In October, an FAI statement claimed that "Niall Quinn's Visionary Group have withdrawn from the process", an allegation which angered Quinn's group, who responded by saying the FAI had behaved in a "disingenuous manner by providing false information to the public".

The Visionary Group then took a step back from the public side of the process, but the appointment this month of Roy Barrett, Gary Owens and now Quinn have given them a strong influence over the immediate direction of the FAI.

An FAI statement confirming his appointment said his role "will focus on leading a future League of Ireland strategy, the overall development of the game in Ireland, including supporting grassroots and community initiatives" as well as "restoring and building key relationships and trust with key peer groups".

Speaking to Virgin Media, where he has been working as a pundit, Quinn said he wanted to see more Government funding for the FAI.

"I will knock on the door every now and again to say 'remember us, you know there is a lot of money bet on football'. We've got these good things in place, the community development stuff, the player pathway, the League of Ireland, all of this, I think, deserves more than €2.9 million a year," Quinn said.

Quinn outlined some very ambitious plans for the league in a number of media engagements over the past 18 months, one proposal last year, before the implosion at the FAI in March, that all 20 League of Ireland clubs be allocated €2m for their academies.

Distance

He repeatedly distanced himself from the CEO position, but has now come on board, hoping to revamp the domestic league.

"The League of Ireland has an ability, I believe, to make football thrive in this country, in those summer months when there is no football anywhere else in Europe and we are playing our football on Friday nights and Mondays, I think that can be expanded," he told Virgin Media.

"It's a difficult time for staff, I know.
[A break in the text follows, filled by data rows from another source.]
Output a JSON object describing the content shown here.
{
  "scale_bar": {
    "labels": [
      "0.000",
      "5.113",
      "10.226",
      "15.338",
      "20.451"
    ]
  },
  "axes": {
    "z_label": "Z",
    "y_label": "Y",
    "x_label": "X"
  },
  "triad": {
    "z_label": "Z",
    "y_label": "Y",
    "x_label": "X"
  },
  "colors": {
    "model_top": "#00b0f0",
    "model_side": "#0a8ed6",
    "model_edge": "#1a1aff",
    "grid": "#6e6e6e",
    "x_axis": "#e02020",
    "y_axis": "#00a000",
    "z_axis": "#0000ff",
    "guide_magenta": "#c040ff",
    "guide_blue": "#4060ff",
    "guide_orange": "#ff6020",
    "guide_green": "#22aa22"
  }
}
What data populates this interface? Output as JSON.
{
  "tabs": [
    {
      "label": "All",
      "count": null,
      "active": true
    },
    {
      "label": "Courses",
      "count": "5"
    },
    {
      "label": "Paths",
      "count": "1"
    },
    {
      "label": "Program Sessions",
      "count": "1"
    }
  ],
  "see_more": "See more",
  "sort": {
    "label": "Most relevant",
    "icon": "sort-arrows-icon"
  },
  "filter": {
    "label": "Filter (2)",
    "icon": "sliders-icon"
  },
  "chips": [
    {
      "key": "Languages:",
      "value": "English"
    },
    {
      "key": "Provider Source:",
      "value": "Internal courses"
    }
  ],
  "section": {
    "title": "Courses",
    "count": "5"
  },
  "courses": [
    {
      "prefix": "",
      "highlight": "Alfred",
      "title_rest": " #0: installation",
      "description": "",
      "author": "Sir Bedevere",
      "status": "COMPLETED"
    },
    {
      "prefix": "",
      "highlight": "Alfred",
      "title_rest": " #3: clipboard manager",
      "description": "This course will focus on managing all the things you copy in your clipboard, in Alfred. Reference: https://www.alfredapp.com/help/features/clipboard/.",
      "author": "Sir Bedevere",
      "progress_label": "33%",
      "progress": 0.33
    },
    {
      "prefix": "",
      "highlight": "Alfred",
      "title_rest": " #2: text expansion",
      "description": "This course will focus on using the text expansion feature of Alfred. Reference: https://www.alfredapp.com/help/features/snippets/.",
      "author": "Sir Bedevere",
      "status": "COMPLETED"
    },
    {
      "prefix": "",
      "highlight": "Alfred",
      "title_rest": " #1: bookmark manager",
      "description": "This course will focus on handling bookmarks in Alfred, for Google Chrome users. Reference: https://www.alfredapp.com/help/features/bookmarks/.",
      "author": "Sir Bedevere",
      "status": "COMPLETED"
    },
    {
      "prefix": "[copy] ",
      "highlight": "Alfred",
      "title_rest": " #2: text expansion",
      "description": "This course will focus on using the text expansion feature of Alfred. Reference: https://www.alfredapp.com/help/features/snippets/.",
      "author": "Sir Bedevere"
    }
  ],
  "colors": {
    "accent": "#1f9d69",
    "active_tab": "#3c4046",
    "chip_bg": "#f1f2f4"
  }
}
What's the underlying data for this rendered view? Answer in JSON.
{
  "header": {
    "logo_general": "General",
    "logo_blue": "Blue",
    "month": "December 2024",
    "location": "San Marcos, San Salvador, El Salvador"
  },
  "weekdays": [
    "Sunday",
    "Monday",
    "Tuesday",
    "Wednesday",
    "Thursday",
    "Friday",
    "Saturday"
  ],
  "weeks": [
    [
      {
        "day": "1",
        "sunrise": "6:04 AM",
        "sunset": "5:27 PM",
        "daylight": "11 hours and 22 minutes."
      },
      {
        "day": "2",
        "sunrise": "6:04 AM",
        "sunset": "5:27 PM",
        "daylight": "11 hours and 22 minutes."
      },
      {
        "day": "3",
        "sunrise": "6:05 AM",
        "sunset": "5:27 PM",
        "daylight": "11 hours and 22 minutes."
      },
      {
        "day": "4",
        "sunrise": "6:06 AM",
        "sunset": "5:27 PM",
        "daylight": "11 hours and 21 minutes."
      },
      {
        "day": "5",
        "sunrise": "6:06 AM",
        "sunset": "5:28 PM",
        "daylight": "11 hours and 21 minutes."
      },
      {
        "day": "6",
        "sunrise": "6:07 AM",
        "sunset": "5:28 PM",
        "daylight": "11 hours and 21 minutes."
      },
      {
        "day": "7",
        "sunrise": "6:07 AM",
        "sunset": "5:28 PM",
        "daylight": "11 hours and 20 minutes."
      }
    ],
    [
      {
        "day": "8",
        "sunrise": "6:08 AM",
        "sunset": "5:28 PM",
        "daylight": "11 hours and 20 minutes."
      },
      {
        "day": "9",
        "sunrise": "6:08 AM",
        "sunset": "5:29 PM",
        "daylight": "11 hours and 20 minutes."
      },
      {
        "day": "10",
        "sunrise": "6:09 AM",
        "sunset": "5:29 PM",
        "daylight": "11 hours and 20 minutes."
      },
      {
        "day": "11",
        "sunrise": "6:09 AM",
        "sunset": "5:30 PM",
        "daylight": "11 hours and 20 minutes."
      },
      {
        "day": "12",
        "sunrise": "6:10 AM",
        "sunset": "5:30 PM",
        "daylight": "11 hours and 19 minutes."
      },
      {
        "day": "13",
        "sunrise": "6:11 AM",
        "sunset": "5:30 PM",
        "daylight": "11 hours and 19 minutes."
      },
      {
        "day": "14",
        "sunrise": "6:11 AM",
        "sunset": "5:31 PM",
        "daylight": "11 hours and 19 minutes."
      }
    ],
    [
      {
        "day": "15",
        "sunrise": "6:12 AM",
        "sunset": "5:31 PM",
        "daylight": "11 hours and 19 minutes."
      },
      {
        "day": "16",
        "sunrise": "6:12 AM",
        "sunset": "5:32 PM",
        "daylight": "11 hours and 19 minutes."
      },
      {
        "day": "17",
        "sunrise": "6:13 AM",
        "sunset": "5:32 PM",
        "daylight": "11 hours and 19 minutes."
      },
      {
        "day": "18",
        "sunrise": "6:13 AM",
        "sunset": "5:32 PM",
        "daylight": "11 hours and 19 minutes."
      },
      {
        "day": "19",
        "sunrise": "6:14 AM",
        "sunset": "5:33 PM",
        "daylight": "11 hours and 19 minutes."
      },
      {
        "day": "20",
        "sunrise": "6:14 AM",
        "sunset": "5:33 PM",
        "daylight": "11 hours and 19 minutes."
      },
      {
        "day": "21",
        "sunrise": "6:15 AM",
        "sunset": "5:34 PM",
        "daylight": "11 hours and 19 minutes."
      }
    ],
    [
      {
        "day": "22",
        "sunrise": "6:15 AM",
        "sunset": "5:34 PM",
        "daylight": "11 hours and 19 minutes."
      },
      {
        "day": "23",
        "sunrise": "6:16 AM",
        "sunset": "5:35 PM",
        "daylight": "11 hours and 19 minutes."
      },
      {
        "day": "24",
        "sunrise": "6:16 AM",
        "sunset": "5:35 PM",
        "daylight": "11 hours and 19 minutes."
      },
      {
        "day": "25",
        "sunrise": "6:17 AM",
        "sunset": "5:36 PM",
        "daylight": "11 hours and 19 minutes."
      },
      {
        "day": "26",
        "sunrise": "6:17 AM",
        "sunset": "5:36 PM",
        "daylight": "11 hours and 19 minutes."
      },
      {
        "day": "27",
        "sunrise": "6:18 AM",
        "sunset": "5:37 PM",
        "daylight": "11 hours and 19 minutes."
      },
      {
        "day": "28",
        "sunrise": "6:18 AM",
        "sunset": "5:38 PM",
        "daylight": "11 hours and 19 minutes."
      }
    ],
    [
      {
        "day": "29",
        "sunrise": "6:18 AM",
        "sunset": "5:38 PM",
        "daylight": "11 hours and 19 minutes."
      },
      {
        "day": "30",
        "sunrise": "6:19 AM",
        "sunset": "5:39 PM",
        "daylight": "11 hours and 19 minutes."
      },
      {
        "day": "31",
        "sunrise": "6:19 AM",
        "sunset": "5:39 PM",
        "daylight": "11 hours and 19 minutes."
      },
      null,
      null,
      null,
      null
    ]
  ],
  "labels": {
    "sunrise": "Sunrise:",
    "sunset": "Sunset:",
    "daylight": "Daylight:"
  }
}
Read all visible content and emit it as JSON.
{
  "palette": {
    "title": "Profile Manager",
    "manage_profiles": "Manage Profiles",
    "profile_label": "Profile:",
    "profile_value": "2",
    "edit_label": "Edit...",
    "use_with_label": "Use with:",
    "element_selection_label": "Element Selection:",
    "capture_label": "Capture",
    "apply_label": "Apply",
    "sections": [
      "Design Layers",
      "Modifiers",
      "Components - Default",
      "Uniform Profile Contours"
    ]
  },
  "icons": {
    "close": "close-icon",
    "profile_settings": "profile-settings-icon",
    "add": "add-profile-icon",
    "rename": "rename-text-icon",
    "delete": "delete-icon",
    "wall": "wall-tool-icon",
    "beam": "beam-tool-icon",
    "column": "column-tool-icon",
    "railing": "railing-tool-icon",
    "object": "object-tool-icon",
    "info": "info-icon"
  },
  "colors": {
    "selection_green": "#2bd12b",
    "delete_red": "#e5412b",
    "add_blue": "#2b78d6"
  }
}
But I'll hopefully be meeting up with everybody on Monday and trying to instil a bit more confidence in the system that it's not as bleak as some of the pictures that were painted and that there is a growth pattern there that it is envisaged we can all be part of," he added.